This is a multi-photo device. You load it with up to eight glass plate/negative/paper holders which are then exposed in succession before you take them out (in the dark) to develop the photographs. [Someone on Instagram called it a 'falling plate camera' or a 'detective camera'. That's something I'd like to know more about.]
On the front face of the camera is the hole for the lens (which is covered here). The wheel below is the shutter crank. The arm jutting out from it is the aperture control, which is placed in positions f/11, 14, 22 or 36.
Above you see the shutter button, top, and the exposure selector, below. You select between M ~1/60 sec. shutter speed; O which equals Bulb mode - the shutter stays open as long as you press it; and T which, with a press of the shutter button opens the shutter, until you press again to shut it.
The lens has fixed focus, and requires objects somewhere at 4 meters and beyond if you want sharp photographs.
This glass plate sat inside the camera. The photographer did a good job, I think, nailing focus, maybe at f/22. The subjects moved though.
Photographing my brother's house, for his fiftieth birthday, I loaded the film holders with Ilford 125ASA film. Exposure is much easier to nail with film!
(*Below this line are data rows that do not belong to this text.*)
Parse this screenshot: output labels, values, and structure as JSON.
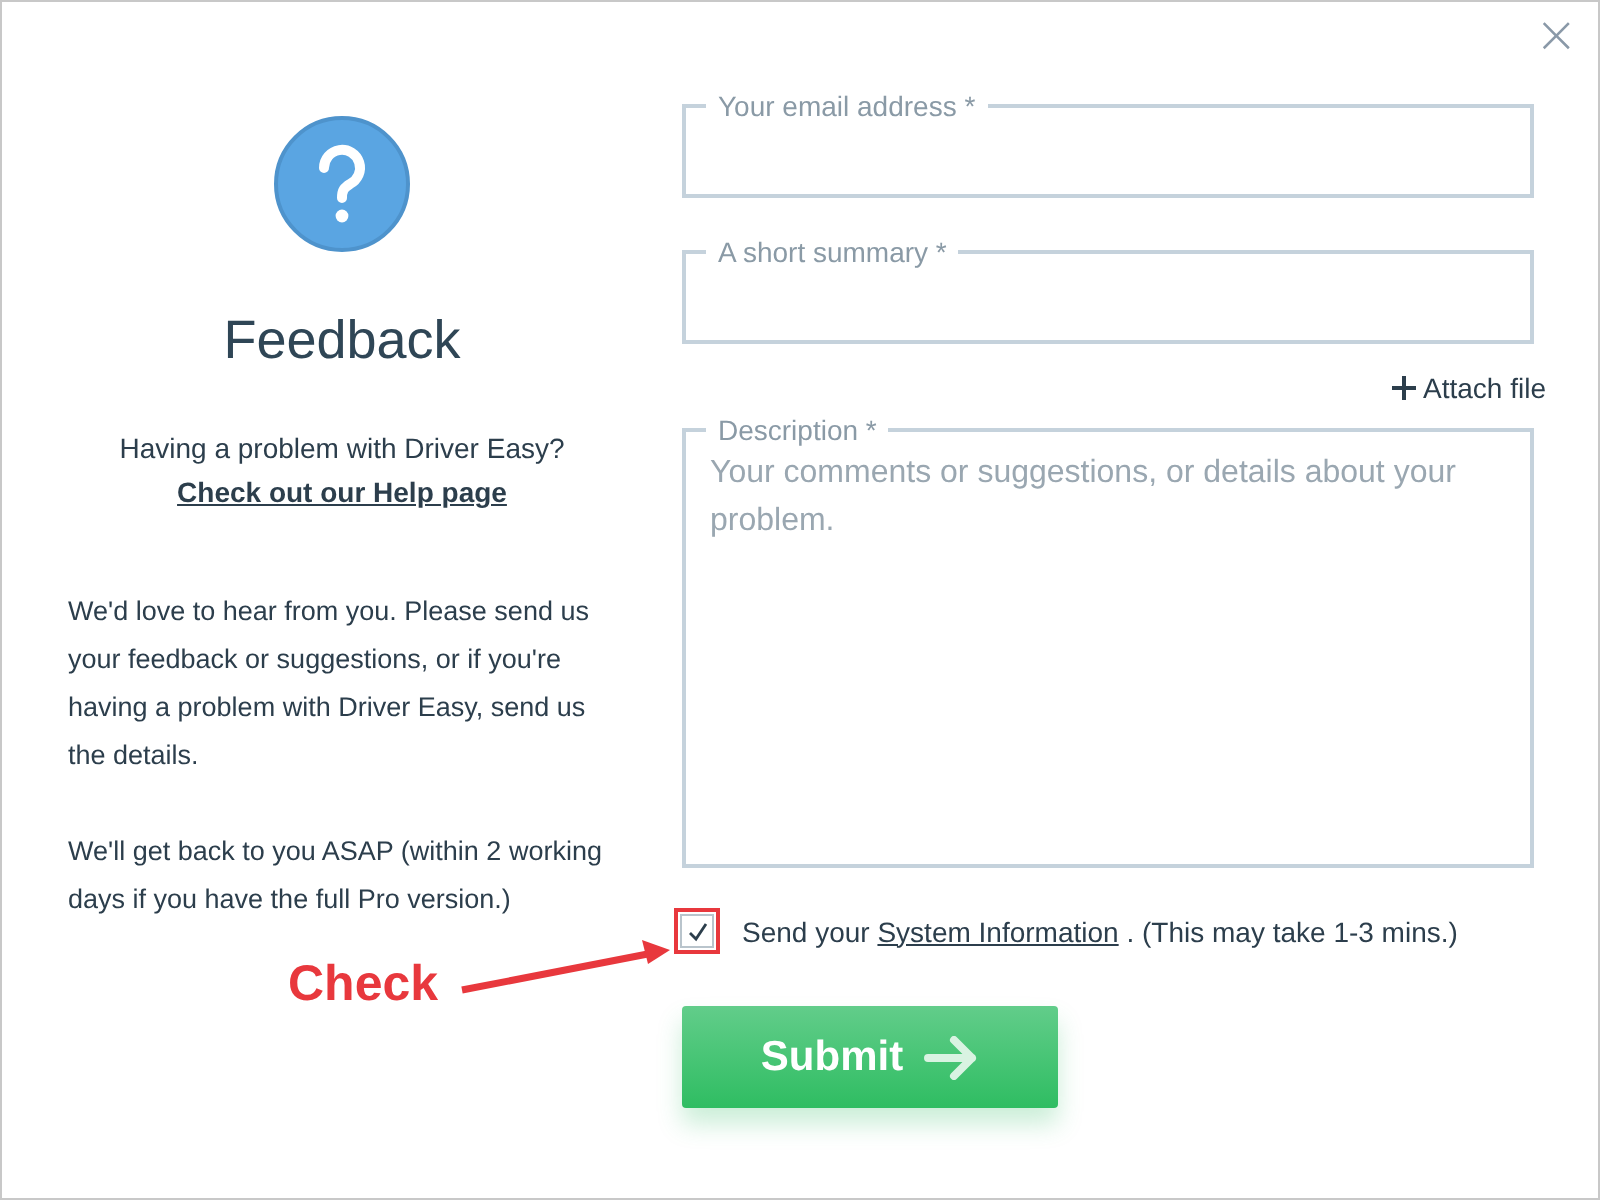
{
  "dialog": {
    "close": "×"
  },
  "left": {
    "title": "Feedback",
    "question": "Having a problem with Driver Easy?",
    "help_link": "Check out our Help page",
    "paragraphs": [
      "We'd love to hear from you. Please send us your feedback or suggestions, or if you're having a problem with Driver Easy, send us the details.",
      "We'll get back to you ASAP (within 2 working days if you have the full Pro version.)"
    ]
  },
  "form": {
    "fields": [
      {
        "kind": "input",
        "label": "Your email address *"
      },
      {
        "kind": "input",
        "label": "A short summary *"
      },
      {
        "kind": "textarea",
        "label": "Description *",
        "placeholder": "Your comments or suggestions, or details about your problem."
      }
    ],
    "attach": "Attach file",
    "system_info": {
      "checked": true,
      "before": "Send your",
      "link": "System Information",
      "after": ". (This may take 1-3 mins.)"
    },
    "submit": "Submit"
  },
  "annotation": {
    "label": "Check"
  }
}
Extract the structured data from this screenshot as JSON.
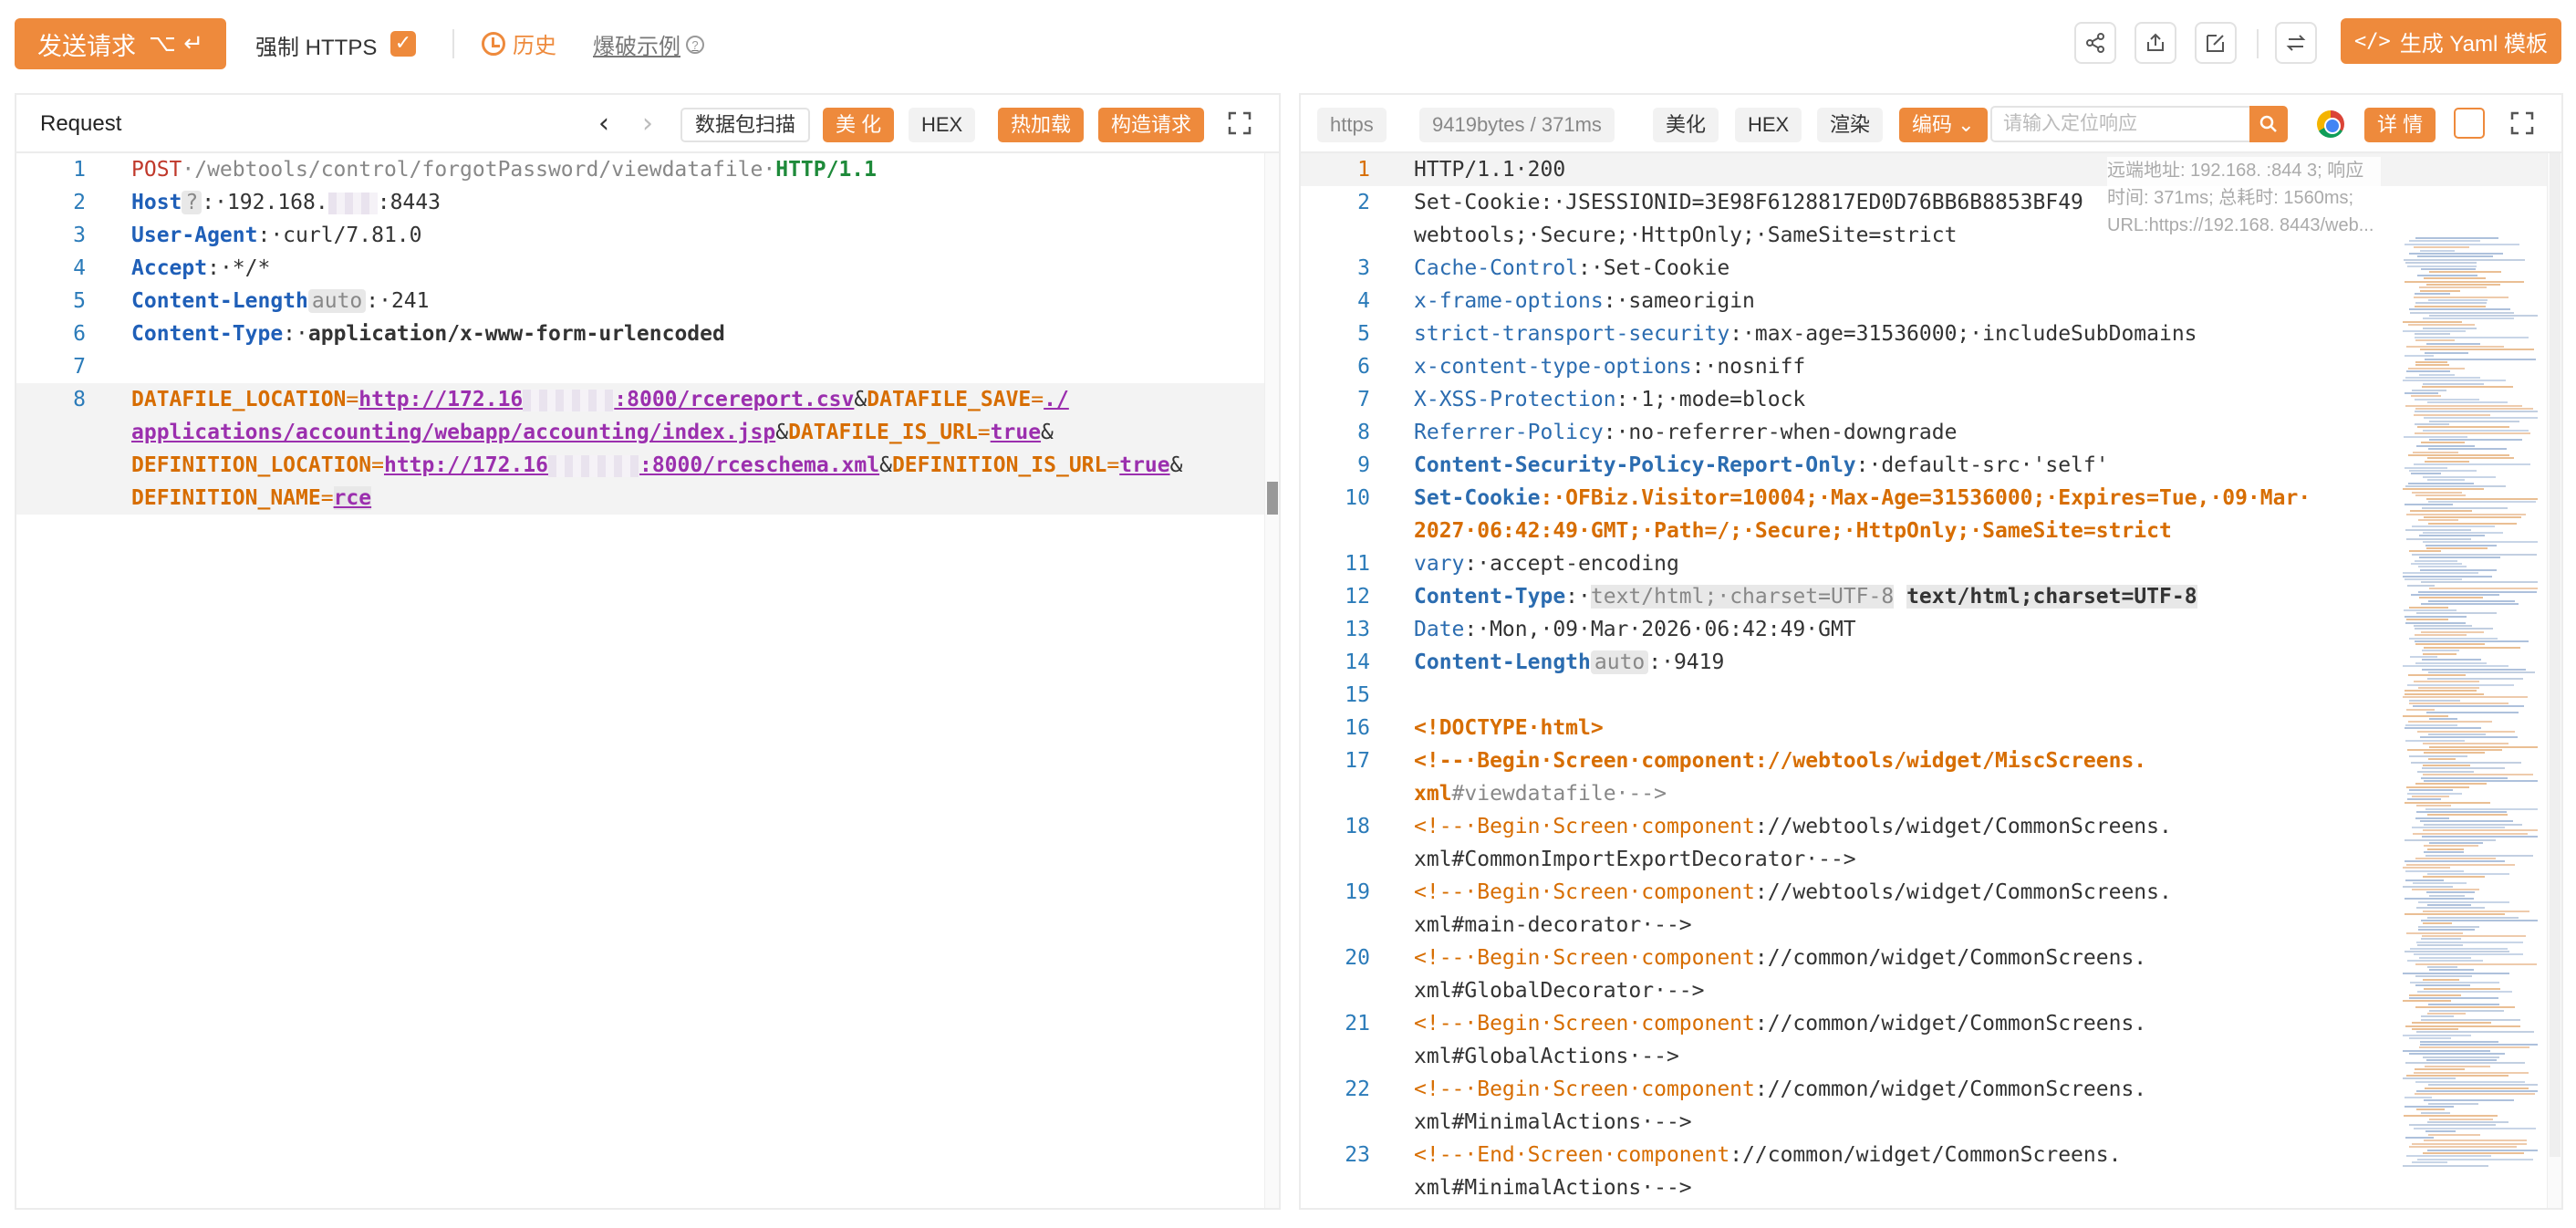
{
  "toolbar": {
    "send_label": "发送请求",
    "send_shortcut": "⌥ ↵",
    "force_https_label": "强制 HTTPS",
    "force_https_checked": true,
    "history_label": "历史",
    "fuzz_example_label": "爆破示例",
    "yaml_label": "生成 Yaml 模板",
    "accent_color": "#ee8a3c",
    "icons": [
      "share-icon",
      "export-icon",
      "edit-icon",
      "swap-icon"
    ]
  },
  "request": {
    "title": "Request",
    "tools": {
      "packet_scan": "数据包扫描",
      "beautify": "美 化",
      "hex": "HEX",
      "hot_load": "热加载",
      "build": "构造请求"
    },
    "line_numbers": [
      "1",
      "2",
      "3",
      "4",
      "5",
      "6",
      "7",
      "8",
      "",
      "",
      ""
    ],
    "lines": {
      "l1_method": "POST",
      "l1_path": "·/webtools/control/forgotPassword/viewdatafile·",
      "l1_version": "HTTP/1.1",
      "l2_key": "Host",
      "l2_tag": "?",
      "l2_a": ":·192.168.",
      "l2_b": ":8443",
      "l3_key": "User-Agent",
      "l3_val": ":·curl/7.81.0",
      "l4_key": "Accept",
      "l4_val": ":·*/*",
      "l5_key": "Content-Length",
      "l5_tag": "auto",
      "l5_val": ":·241",
      "l6_key": "Content-Type",
      "l6_colon": ":·",
      "l6_val": "application/x-www-form-urlencoded",
      "b1_k1": "DATAFILE_LOCATION",
      "b1_eq1": "=",
      "b1_u1a": "http://172.16",
      "b1_u1b": ":8000/rcereport.csv",
      "b1_amp1": "&",
      "b1_k2": "DATAFILE_SAVE",
      "b1_eq2": "=",
      "b1_u2": "./",
      "b2_u2": "applications/accounting/webapp/accounting/index.jsp",
      "b2_amp": "&",
      "b2_k3": "DATAFILE_IS_URL",
      "b2_eq": "=",
      "b2_v3": "true",
      "b2_amp2": "&",
      "b3_k4": "DEFINITION_LOCATION",
      "b3_eq": "=",
      "b3_u4a": "http://172.16",
      "b3_u4b": ":8000/rceschema.xml",
      "b3_amp": "&",
      "b3_k5": "DEFINITION_IS_URL",
      "b3_eq2": "=",
      "b3_v5": "true",
      "b3_amp2": "&",
      "b4_k6": "DEFINITION_NAME",
      "b4_eq": "=",
      "b4_v6": "rce"
    }
  },
  "response": {
    "scheme": "https",
    "size_time": "9419bytes / 371ms",
    "tools": {
      "beautify": "美化",
      "hex": "HEX",
      "render": "渲染",
      "encode": "编码",
      "details": "详 情"
    },
    "search_placeholder": "请输入定位响应",
    "remote_info": "远端地址: 192.168.        :844 3; 响应时间: 371ms; 总耗时: 1560ms; URL:https://192.168.        8443/web...",
    "line_numbers": [
      "1",
      "2",
      "",
      "3",
      "4",
      "5",
      "6",
      "7",
      "8",
      "9",
      "10",
      "",
      "11",
      "12",
      "13",
      "14",
      "15",
      "16",
      "17",
      "",
      "18",
      "",
      "19",
      "",
      "20",
      "",
      "21",
      "",
      "22",
      "",
      "23",
      ""
    ],
    "lines": [
      "HTTP/1.1·200",
      "Set-Cookie:·JSESSIONID=3E98F6128817ED0D76BB6B8853BF49",
      "webtools;·Secure;·HttpOnly;·SameSite=strict",
      "Cache-Control",
      "x-frame-options",
      "strict-transport-security",
      "x-content-type-options",
      "X-XSS-Protection",
      "Referrer-Policy",
      "Content-Security-Policy-Report-Only",
      "Set-Cookie",
      "2027·06:42:49·GMT",
      "vary",
      "Content-Type",
      "Date",
      "Content-Length",
      "",
      "<!DOCTYPE·html>",
      "<!--·Begin·Screen·component://webtools/widget/MiscScreens.",
      "xml#viewdatafile·-->",
      "<!--·Begin·Screen·component",
      "xml#CommonImportExportDecorator·-->",
      "<!--·Begin·Screen·component",
      "xml#main-decorator·-->",
      "<!--·Begin·Screen·component",
      "xml#GlobalDecorator·-->",
      "<!--·Begin·Screen·component",
      "xml#GlobalActions·-->",
      "<!--·Begin·Screen·component",
      "xml#MinimalActions·-->",
      "<!--·End·Screen·component",
      "xml#MinimalActions·-->"
    ],
    "values": {
      "cache_control": ":·Set-Cookie",
      "xfo": ":·sameorigin",
      "hsts": ":·max-age=31536000;·includeSubDomains",
      "xcto": ":·nosniff",
      "xxss": ":·1;·mode=block",
      "referrer": ":·no-referrer-when-downgrade",
      "csp": ":·default-src·'self'",
      "cookie_visitor": ":·OFBiz.Visitor=10004;·Max-Age=31536000;·Expires=Tue,·09·Mar·",
      "cookie_tail": ";·Path=/;·Secure;·HttpOnly;·SameSite=strict",
      "vary": ":·accept-encoding",
      "ct_a": "text/html;·charset=UTF-8",
      "ct_b": "text/html;charset=UTF-8",
      "date": ":·Mon,·09·Mar·2026·06:42:49·GMT",
      "cl_tag": "auto",
      "cl_val": ":·9419",
      "path_common_webtools": "://webtools/widget/CommonScreens.",
      "path_common_common": "://common/widget/CommonScreens."
    }
  }
}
This one's a bit cropped because I botched up the developing somewhat, creating uneven development in the emulsion. The film is so much easier than the paper to handle in editing. I aim to use the positive paper to make finished originals, but that is easier said than done. Every step of exposure and development is important and one mistake can capsize the finished photo.
Top, you can see the swinging arm that 'reloads' the camera. Inside is a spring that pushes at the film holder, to get them in position. The arm contols the release latch which disconnects the exposed (frontmost) film holder which then falls 'face' first into a compartment.
The viewfinders - there are two - are very good; large and bright (and easily accessed to be cleaned). There are two tripod mounts.
"Svensk Express 3A
Hugo Svensson & Co